How Banks and Businesses Use Your Credit Report

Lenders, businesses, and other entities may look at your credit report and credit score to help decide how financially trustworthy you are. Thus, establishing good credit can help you get approved for loans or a credit cards, earn lower interest rates, get approved for higher lines of credit, and more.

 

There are two main types of credit inquiries: “hard” and “soft.” Hard inquiries usually occur when you apply for a loan, mortgage, or credit card. But they often come with a price. CFPB points out that hard inquiries can hurt your credit score since most scoring algorithms pay attention to how often you apply for credit.5

 

Soft inquiries provide a basic overview of your credit history and won’t impact your credit score, according to CFPB. Prescreened credit card or loan offers typically rely on soft inquiries.

 

And don’t worry, your credit report isn’t openly accessible to anyone. Thanks to the Fair Credit Reporting Act (FCRA), strict laws dictate that only governments and businesses with legally acceptable reasons can request access.6

 

Ways Credit Reports Can Help You Achieve Financial Goals

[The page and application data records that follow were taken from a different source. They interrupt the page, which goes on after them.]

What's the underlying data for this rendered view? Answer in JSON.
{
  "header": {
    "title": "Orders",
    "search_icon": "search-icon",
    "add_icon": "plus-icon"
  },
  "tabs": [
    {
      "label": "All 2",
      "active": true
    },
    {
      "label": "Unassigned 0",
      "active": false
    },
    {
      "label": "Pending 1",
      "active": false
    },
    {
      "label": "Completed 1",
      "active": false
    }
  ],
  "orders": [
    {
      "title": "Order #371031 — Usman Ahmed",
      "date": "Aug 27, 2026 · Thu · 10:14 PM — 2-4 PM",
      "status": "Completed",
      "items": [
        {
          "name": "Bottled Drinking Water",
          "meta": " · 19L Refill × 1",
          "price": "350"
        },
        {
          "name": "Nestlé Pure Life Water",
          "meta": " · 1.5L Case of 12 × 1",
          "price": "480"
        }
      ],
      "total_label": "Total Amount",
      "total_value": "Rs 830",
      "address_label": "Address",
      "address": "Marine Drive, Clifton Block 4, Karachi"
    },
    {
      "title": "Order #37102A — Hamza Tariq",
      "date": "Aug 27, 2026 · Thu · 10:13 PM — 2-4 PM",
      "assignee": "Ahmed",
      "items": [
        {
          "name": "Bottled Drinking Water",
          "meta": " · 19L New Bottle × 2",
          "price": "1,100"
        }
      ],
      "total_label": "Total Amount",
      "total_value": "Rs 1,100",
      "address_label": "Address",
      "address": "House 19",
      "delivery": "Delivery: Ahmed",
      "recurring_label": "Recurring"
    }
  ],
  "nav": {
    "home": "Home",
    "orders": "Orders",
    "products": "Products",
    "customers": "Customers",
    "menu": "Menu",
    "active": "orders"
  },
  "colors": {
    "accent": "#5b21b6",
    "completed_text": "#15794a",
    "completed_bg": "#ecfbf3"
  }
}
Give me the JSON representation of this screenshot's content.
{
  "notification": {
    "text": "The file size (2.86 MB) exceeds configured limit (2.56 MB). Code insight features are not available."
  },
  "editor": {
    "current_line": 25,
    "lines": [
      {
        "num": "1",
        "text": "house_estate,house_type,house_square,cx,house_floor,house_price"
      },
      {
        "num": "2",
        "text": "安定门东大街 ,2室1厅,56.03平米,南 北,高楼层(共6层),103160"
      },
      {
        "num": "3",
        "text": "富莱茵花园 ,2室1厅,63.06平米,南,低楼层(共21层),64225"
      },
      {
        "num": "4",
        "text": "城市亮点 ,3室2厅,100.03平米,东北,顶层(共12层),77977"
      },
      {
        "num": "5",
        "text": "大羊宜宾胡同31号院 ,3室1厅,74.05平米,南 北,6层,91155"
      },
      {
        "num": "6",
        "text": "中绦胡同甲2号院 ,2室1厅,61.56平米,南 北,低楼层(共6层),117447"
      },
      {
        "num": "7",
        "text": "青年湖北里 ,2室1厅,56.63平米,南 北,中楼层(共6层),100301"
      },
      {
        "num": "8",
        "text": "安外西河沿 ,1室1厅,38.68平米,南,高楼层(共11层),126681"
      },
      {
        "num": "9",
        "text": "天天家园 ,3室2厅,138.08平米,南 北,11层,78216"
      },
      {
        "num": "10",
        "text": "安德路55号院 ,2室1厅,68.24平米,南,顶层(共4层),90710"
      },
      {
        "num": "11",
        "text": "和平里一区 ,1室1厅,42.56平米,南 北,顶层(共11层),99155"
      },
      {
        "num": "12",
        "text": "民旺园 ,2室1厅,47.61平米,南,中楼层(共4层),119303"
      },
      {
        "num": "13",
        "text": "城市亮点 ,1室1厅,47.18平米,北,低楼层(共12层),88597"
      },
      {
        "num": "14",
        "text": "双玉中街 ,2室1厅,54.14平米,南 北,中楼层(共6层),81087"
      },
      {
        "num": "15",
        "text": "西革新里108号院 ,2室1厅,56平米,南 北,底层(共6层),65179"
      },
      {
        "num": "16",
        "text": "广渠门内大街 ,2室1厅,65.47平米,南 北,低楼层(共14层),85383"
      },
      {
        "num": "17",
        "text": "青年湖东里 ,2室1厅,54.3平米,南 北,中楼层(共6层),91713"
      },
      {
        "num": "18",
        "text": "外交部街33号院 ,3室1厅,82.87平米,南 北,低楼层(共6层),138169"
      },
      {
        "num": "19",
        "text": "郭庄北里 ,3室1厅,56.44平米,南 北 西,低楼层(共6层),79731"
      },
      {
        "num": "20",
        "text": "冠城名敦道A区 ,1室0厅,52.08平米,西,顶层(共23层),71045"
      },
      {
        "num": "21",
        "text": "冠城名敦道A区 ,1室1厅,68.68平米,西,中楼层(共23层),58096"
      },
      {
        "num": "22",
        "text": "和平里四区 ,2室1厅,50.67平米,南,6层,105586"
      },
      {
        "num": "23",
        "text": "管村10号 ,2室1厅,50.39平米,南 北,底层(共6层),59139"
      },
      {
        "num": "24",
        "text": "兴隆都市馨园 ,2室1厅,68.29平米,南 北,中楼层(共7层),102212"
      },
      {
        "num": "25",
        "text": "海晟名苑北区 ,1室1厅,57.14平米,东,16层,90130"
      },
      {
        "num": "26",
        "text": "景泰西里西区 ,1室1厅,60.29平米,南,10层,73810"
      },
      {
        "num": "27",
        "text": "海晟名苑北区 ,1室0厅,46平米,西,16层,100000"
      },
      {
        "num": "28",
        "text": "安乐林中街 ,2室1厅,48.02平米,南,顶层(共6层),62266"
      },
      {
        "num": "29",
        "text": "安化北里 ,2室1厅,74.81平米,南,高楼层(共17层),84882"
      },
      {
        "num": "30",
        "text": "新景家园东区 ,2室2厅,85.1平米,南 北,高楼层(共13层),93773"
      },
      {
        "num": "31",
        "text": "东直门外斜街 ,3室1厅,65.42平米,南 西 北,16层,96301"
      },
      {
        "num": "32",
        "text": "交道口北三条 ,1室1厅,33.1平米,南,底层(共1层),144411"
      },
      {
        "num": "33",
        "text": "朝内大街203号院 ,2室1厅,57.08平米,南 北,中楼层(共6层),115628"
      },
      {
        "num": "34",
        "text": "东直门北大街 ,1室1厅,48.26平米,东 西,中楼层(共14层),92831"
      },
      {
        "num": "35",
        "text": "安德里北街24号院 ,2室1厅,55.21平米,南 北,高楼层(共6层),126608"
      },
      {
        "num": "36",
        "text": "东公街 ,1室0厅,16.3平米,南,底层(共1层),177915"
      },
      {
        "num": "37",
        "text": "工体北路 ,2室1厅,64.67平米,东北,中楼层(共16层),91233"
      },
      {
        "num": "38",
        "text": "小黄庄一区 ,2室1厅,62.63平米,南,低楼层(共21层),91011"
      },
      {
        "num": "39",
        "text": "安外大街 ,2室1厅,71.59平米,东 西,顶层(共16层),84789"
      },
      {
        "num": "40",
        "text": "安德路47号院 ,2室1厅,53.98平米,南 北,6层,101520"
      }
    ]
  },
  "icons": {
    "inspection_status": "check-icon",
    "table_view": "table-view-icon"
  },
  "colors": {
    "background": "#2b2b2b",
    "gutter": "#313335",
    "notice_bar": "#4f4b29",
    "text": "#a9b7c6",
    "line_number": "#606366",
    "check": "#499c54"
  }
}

Whether you see your credit report as a friend or foe, it will always be there to vouch for your reliability when you’re in the market for a house or a new car. But credit reports are used for a variety of other important things, too. Here are some of the less obvious ways your credit report might be used:

  • Getting a job. Prospective employers can look at your credit report to determine your dependability and inform employment decisions about you.7
  • Car insurance rates. Car insurance companies may check a credit report to determine your premium.8
  • Renting an apartment. Solid credit history can indicate the likelihood you’ll pay rent on time—thus making you a better prospective tenant.
  • TV, internet, and cell phone services. Some cable, internet, and cell phone providers might look at your credit report to determine whether or not you have to make a security deposit before starting service.9

 

The Takeaway

A credit report is a detailed account of your credit history that lenders, businesses, and credit card companies use to assess your financial reliability. And because it measures “reliability,” credit reports are also often referenced in a variety of situations beyond getting a credit card or loan, such as renting an apartment or applying for a job. 

Megan Doyle

Megan Doyle is a business technology writer and researcher whose work focuses on financial services and cross-cultural diversity and inclusion.

 

All Credit Intel content is written by freelance authors and commissioned and paid for by American Express. 

The material made available for you on this website, Credit Intel, is for informational purposes only and is not intended to provide legal, tax or financial advice. If you have questions, please consult your own professional legal, tax and financial advisors.